- Donald, David, ed., The Complete Encyclopedia of World Aircraft, New York: Barnes & Noble Books, 1997, ISBN 0-7607-0592-5, p. 72.
- Angelucci, Enzo, The American Fighter: The Definitive Guide to American Fighter Aircraft From 1917 to the Present, New York: Orion Books, 1987, ISBN 0-517-56588-9, p. 424.
- Angelucci, Enzo, The American Fighter: The Definitive Guide to American Fighter Aircraft From 1917 to the Present, New York: Orion Books, 1987, p. 127.
- Angelucci, Enzo, The American Fighter: The Definitive Guide to American Fighter Aircraft From 1917 to the Present, New York: Orion Books, 1987, ISBN 0-517-56588-9, pp. 126-127.
- Donald, David, ed., The Complete Encyclopedia of World Aircraft, New York: Barnes & Noble Books, 1997, ISBN 0-7607-0592-5, p. 187.
- Donald, David, ed., The Complete Encyclopedia of World Aircraft, New York: Barnes & Noble Books, 1997, ISBN 0-7607-0592-5, p. 63.

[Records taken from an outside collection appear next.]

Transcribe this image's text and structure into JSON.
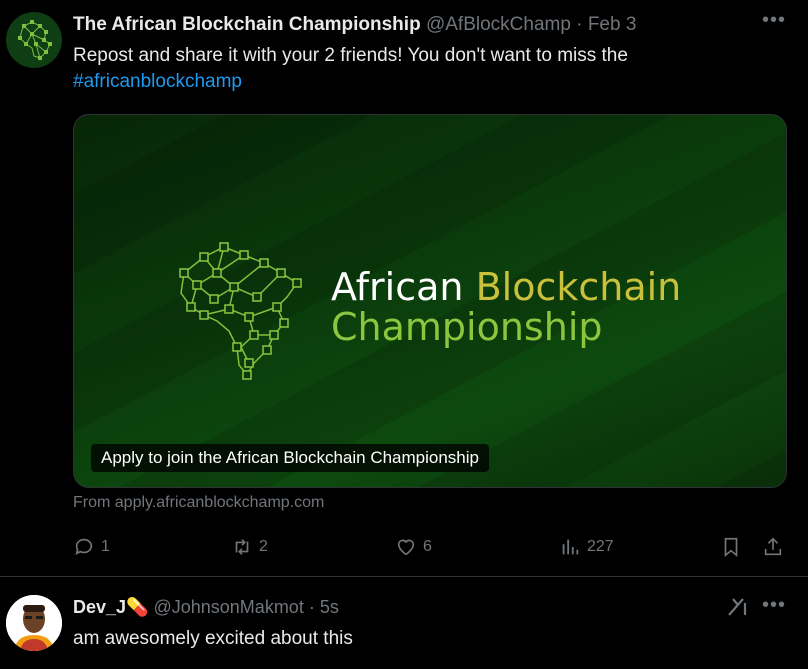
{
  "tweet": {
    "author_name": "The African Blockchain Championship",
    "handle": "@AfBlockChamp",
    "separator": "·",
    "date": "Feb 3",
    "text": "Repost and share it with your 2 friends! You don't want to miss the",
    "hashtag": "#africanblockchamp",
    "card": {
      "title_word1": "African",
      "title_word2": "Blockchain",
      "title_word3": "Championship",
      "label": "Apply to join the African Blockchain Championship",
      "source": "From apply.africanblockchamp.com"
    },
    "actions": {
      "reply_count": "1",
      "repost_count": "2",
      "like_count": "6",
      "views_count": "227"
    }
  },
  "reply": {
    "author_name": "Dev_J",
    "emoji": "💊",
    "handle": "@JohnsonMakmot",
    "separator": "·",
    "time": "5s",
    "text": "am awesomely excited about this"
  },
  "colors": {
    "background": "#000000",
    "text": "#e7e9ea",
    "muted": "#71767b",
    "link": "#1d9bf0",
    "card_green": "#0d4a0e",
    "title_yellow": "#c9c03c",
    "title_green": "#8cc63f"
  }
}
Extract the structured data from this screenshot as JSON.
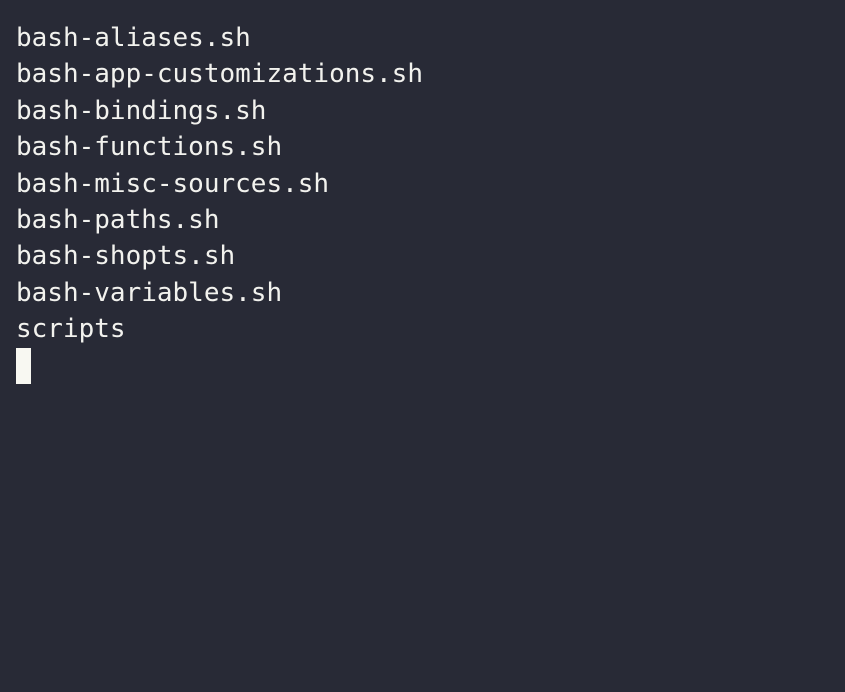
{
  "terminal": {
    "background_color": "#282a36",
    "foreground_color": "#f2f2ee",
    "cursor_color": "#f8f8f2",
    "output_lines": [
      "bash-aliases.sh",
      "bash-app-customizations.sh",
      "bash-bindings.sh",
      "bash-functions.sh",
      "bash-misc-sources.sh",
      "bash-paths.sh",
      "bash-shopts.sh",
      "bash-variables.sh",
      "scripts"
    ],
    "cursor": "block-cursor"
  }
}
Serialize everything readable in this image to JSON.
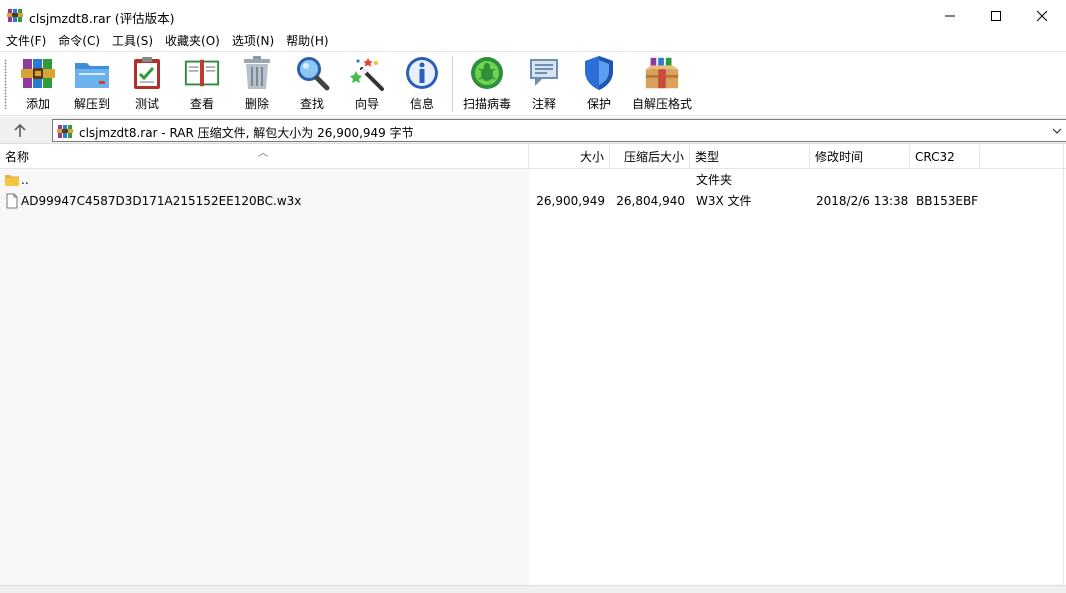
{
  "window": {
    "title": "clsjmzdt8.rar (评估版本)"
  },
  "menu": [
    {
      "label": "文件(F)"
    },
    {
      "label": "命令(C)"
    },
    {
      "label": "工具(S)"
    },
    {
      "label": "收藏夹(O)"
    },
    {
      "label": "选项(N)"
    },
    {
      "label": "帮助(H)"
    }
  ],
  "toolbar": {
    "buttons": [
      {
        "label": "添加",
        "icon": "add-archive-icon"
      },
      {
        "label": "解压到",
        "icon": "extract-folder-icon"
      },
      {
        "label": "测试",
        "icon": "test-clipboard-icon"
      },
      {
        "label": "查看",
        "icon": "view-book-icon"
      },
      {
        "label": "删除",
        "icon": "trash-icon"
      },
      {
        "label": "查找",
        "icon": "magnifier-icon"
      },
      {
        "label": "向导",
        "icon": "wizard-wand-icon"
      },
      {
        "label": "信息",
        "icon": "info-icon"
      },
      {
        "label": "扫描病毒",
        "icon": "virus-scan-icon"
      },
      {
        "label": "注释",
        "icon": "comment-icon"
      },
      {
        "label": "保护",
        "icon": "shield-icon"
      },
      {
        "label": "自解压格式",
        "icon": "sfx-box-icon"
      }
    ]
  },
  "address": {
    "text": "clsjmzdt8.rar - RAR 压缩文件, 解包大小为 26,900,949 字节"
  },
  "columns": {
    "name": "名称",
    "size": "大小",
    "packed": "压缩后大小",
    "type": "类型",
    "modified": "修改时间",
    "crc": "CRC32"
  },
  "rows": [
    {
      "name": "..",
      "size": "",
      "packed": "",
      "type": "文件夹",
      "modified": "",
      "crc": "",
      "icon": "folder-icon"
    },
    {
      "name": "AD99947C4587D3D171A215152EE120BC.w3x",
      "size": "26,900,949",
      "packed": "26,804,940",
      "type": "W3X 文件",
      "modified": "2018/2/6 13:38",
      "crc": "BB153EBF",
      "icon": "file-icon"
    }
  ],
  "colors": {
    "winrar_red": "#c0392b",
    "folder_yellow": "#f5c542",
    "accent_blue": "#2a6fd6"
  }
}
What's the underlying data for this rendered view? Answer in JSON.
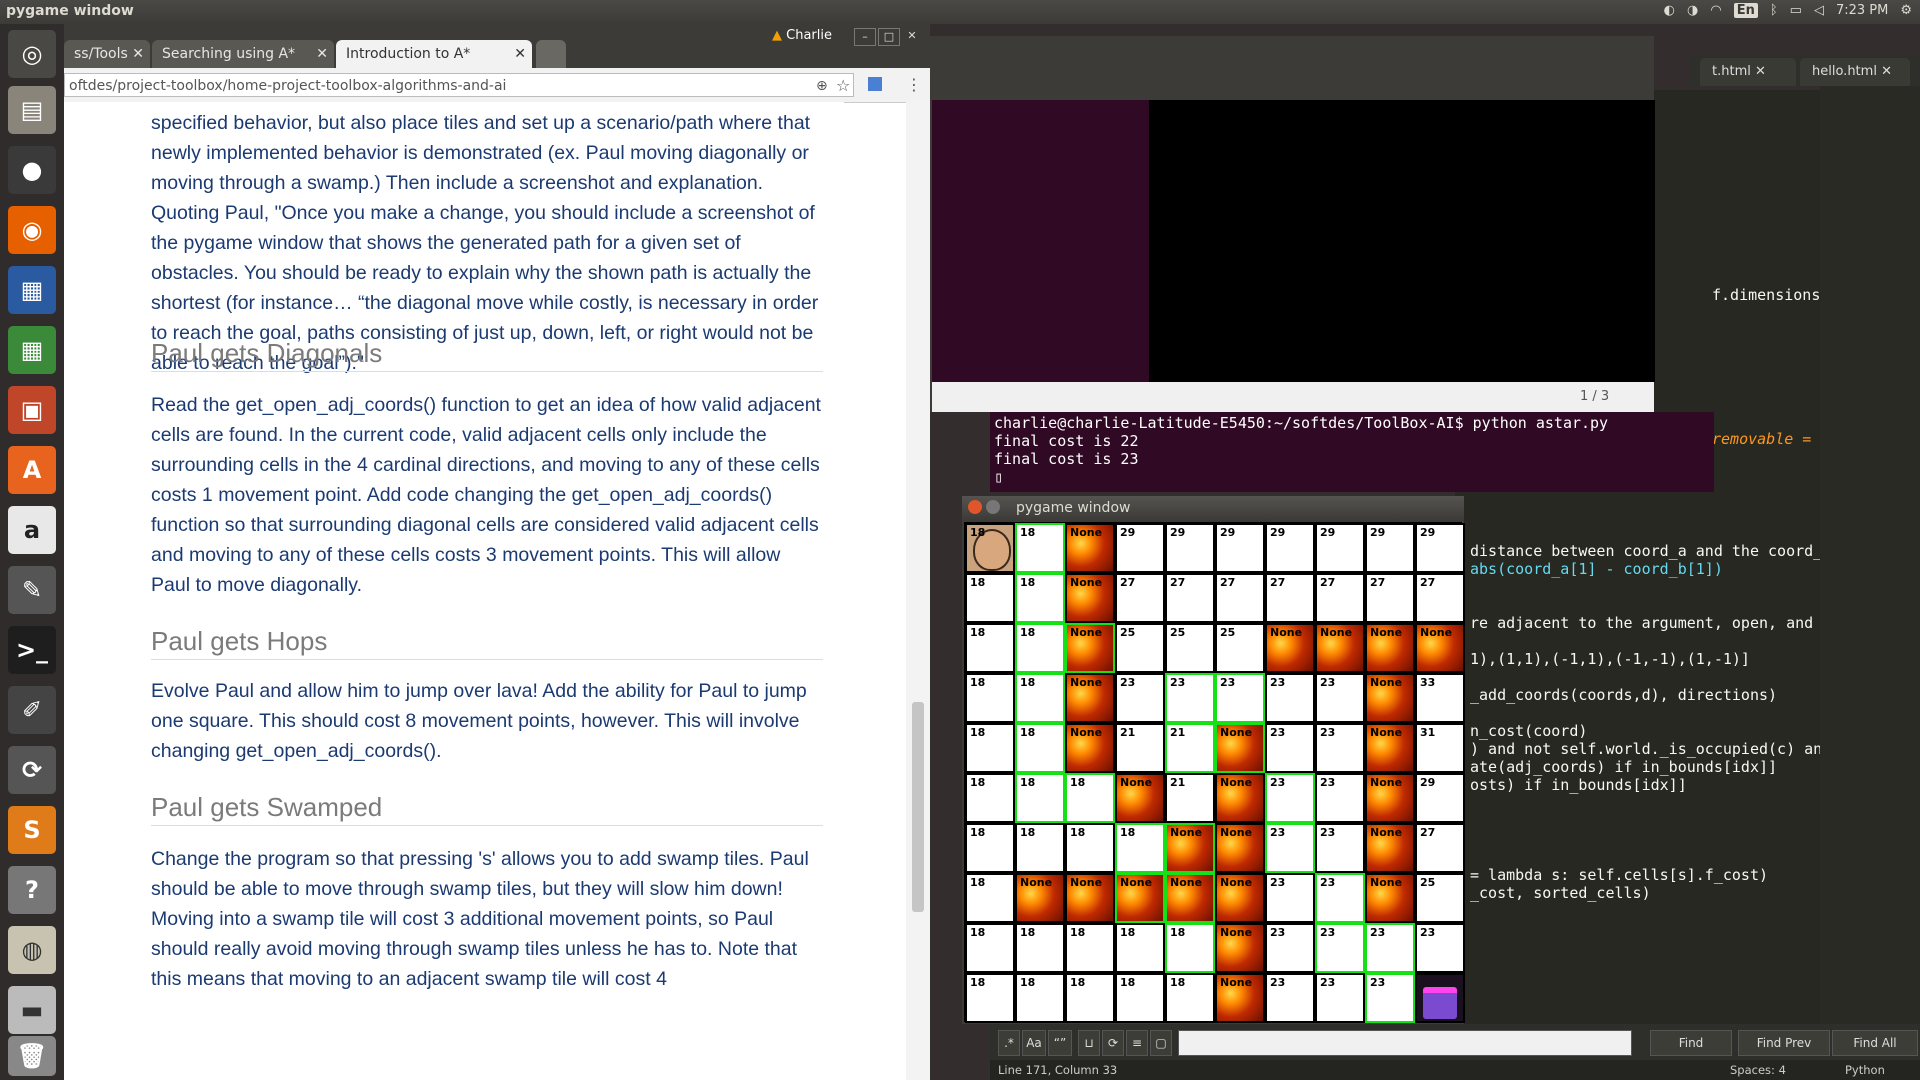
{
  "topbar": {
    "title": "pygame window",
    "kb": "En",
    "time": "7:23 PM"
  },
  "browser": {
    "tabs": [
      {
        "label": "ss/Tools"
      },
      {
        "label": "Searching using A*"
      },
      {
        "label": "Introduction to A*"
      }
    ],
    "profile": "Charlie",
    "url": "oftdes/project-toolbox/home-project-toolbox-algorithms-and-ai",
    "paragraphs": [
      "specified behavior, but also place tiles and set up a scenario/path where that newly implemented behavior is demonstrated (ex. Paul moving diagonally or moving through a swamp.) Then include a screenshot and explanation. Quoting Paul, \"Once you make a change, you should include a screenshot of the pygame window that shows the generated path for a given set of obstacles. You should be ready to explain why the shown path is actually the shortest (for instance… “the diagonal move while costly, is necessary in order to reach the goal, paths consisting of just up, down, left, or right would not be able to reach the goal”).\"",
      "Read the get_open_adj_coords() function to get an idea of how valid adjacent cells are found. In the current code, valid adjacent cells only include the surrounding cells in the 4 cardinal directions, and moving to any of these cells costs 1 movement point. Add code changing the get_open_adj_coords() function so that surrounding diagonal cells are considered valid adjacent cells and moving to any of these cells costs 3 movement points. This will allow Paul to move diagonally.",
      "Evolve Paul and allow him to jump over lava! Add the ability for Paul to jump one square. This should cost 8 movement points, however. This will involve changing get_open_adj_coords().",
      "Change the program so that pressing 's' allows you to add swamp tiles. Paul should be able to move through swamp tiles, but they will slow him down! Moving into a swamp tile will cost 3 additional movement points, so Paul should really avoid moving through swamp tiles unless he has to. Note that this means that moving to an adjacent swamp tile will cost 4"
    ],
    "headings": [
      "Paul gets Diagonals",
      "Paul gets Hops",
      "Paul gets Swamped"
    ]
  },
  "terminal": {
    "lines": [
      "charlie@charlie-Latitude-E5450:~/softdes/ToolBox-AI$ python astar.py",
      "final cost is 22",
      "final cost is 23"
    ]
  },
  "overview": {
    "counter": "1 / 3"
  },
  "editor": {
    "tabs": [
      "t.html",
      "hello.html"
    ],
    "code_lines": [
      {
        "text": "f.dimensions"
      },
      {
        "text": "removable ="
      },
      {
        "text": "distance between coord_a and the coord_"
      },
      {
        "text": "abs(coord_a[1] - coord_b[1])"
      },
      {
        "text": "re adjacent to the argument, open, and"
      },
      {
        "text": "1),(1,1),(-1,1),(-1,-1),(1,-1)]"
      },
      {
        "text": "_add_coords(coords,d), directions)"
      },
      {
        "text": "n_cost(coord)"
      },
      {
        "text": ") and not self.world._is_occupied(c) and"
      },
      {
        "text": "ate(adj_coords) if in_bounds[idx]]"
      },
      {
        "text": "osts) if in_bounds[idx]]"
      },
      {
        "text": "= lambda s: self.cells[s].f_cost)"
      },
      {
        "text": "_cost, sorted_cells)"
      }
    ],
    "find_buttons": [
      "Find",
      "Find Prev",
      "Find All"
    ],
    "find_glyphs": [
      ".*",
      "Aa",
      "“”"
    ],
    "status_left": "Line 171, Column 33",
    "status_spaces": "Spaces: 4",
    "status_lang": "Python"
  },
  "pygame": {
    "title": "pygame window",
    "grid": [
      [
        "18",
        "18",
        "None",
        "29",
        "29",
        "29",
        "29",
        "29",
        "29",
        "29"
      ],
      [
        "18",
        "18",
        "None",
        "27",
        "27",
        "27",
        "27",
        "27",
        "27",
        "27"
      ],
      [
        "18",
        "18",
        "None",
        "25",
        "25",
        "25",
        "None",
        "None",
        "None",
        "None"
      ],
      [
        "18",
        "18",
        "None",
        "23",
        "23",
        "23",
        "23",
        "23",
        "None",
        "33"
      ],
      [
        "18",
        "18",
        "None",
        "21",
        "21",
        "None",
        "23",
        "23",
        "None",
        "31"
      ],
      [
        "18",
        "18",
        "18",
        "None",
        "21",
        "None",
        "23",
        "23",
        "None",
        "29"
      ],
      [
        "18",
        "18",
        "18",
        "18",
        "None",
        "None",
        "23",
        "23",
        "None",
        "27"
      ],
      [
        "18",
        "None",
        "None",
        "None",
        "None",
        "None",
        "23",
        "23",
        "None",
        "25"
      ],
      [
        "18",
        "18",
        "18",
        "18",
        "18",
        "None",
        "23",
        "23",
        "23",
        "23"
      ],
      [
        "18",
        "18",
        "18",
        "18",
        "18",
        "None",
        "23",
        "23",
        "23",
        ""
      ]
    ],
    "start": "18"
  }
}
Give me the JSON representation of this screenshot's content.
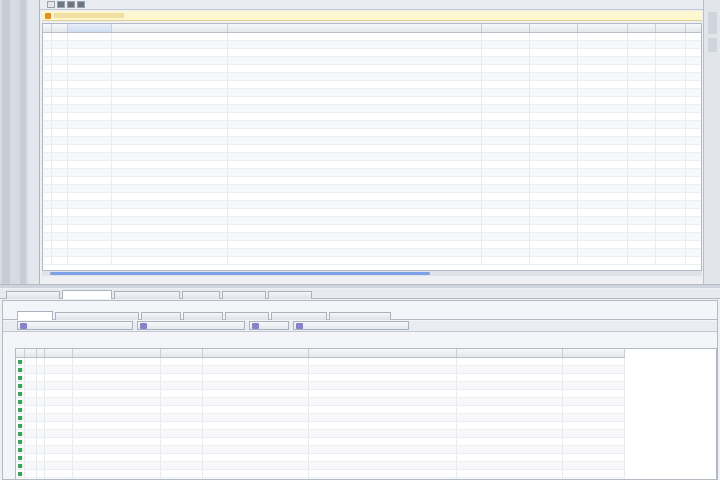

- Isaacs, Keith. "The Fairey IIID In Australia". Air Enthusiast, Number 24, April–June 1984. Bromley, Kent, UK:Pilot Press. ISSN 0143-5450. pp. 40–49.